At an exclusive roundtable of prominent bankers in Sacramento, California, last October, bankers feverishly debated the subject of what we’re calling the “underground banking system.”
This radical new system is at a tipping point of changing everything — from how and where people around the world store their money to how much power a government holds over its citizens, and even how Americans spend their money on the Internet.
What if protests and demonstrations didn’t actually change anything? That’s the question that “Prince Ea” would like everybody to consider — especially in light of the violence that has happened in Ferguson, Missouri.
In recent years Al Sharpton has evolved from a local New York City street activist into a national figure and host of a program on MSNBC. As he has aged, he has lost weight and become less strident, and moved more into the mainstream of the American consciousness. He has emerged as a successor in the role previously occupied by Jesse Jackson. When a civil rights controversy arises anywhere in the nation, as it did in August in Ferguson, Missouri, Sharpton frequently makes an appearance. Recently, though, there has also been increased attention to his longstanding financial problems.
As the time nears when the people of Ferguson, Missouri, and all of America, learn the decision of the grand jury in the Michael Brown case, the women of ABC’s The View shared their thoughts. In her usual full-blown Liberalism, Rosie O’Donnell said how upset she will be if there is no indictment of Officer Darren Wilson. Co-host Nicole Wallace shot back, “Were you in the jury room?” Undeterred, Rosie continued with “Black boys are like the endangered species in America.
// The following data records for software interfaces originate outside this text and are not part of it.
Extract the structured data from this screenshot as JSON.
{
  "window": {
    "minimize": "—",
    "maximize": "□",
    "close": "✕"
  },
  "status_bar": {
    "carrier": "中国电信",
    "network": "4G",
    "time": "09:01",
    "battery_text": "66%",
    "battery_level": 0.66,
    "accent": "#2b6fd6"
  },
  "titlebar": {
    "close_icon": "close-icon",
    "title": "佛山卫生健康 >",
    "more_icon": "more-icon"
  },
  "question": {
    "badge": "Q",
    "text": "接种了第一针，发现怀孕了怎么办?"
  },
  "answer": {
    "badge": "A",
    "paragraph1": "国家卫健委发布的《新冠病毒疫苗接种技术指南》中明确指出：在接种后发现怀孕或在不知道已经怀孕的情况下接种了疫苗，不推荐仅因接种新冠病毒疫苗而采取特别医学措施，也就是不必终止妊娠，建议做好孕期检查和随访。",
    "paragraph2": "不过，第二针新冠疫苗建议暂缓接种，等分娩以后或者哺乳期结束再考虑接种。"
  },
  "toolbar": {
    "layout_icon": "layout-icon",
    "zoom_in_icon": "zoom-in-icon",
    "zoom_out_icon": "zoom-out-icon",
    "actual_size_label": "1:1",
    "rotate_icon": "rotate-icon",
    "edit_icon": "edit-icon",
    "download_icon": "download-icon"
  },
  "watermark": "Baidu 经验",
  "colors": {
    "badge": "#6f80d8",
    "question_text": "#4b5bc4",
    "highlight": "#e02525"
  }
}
They’re killed at an absurd rate and nobody seems to care enough.”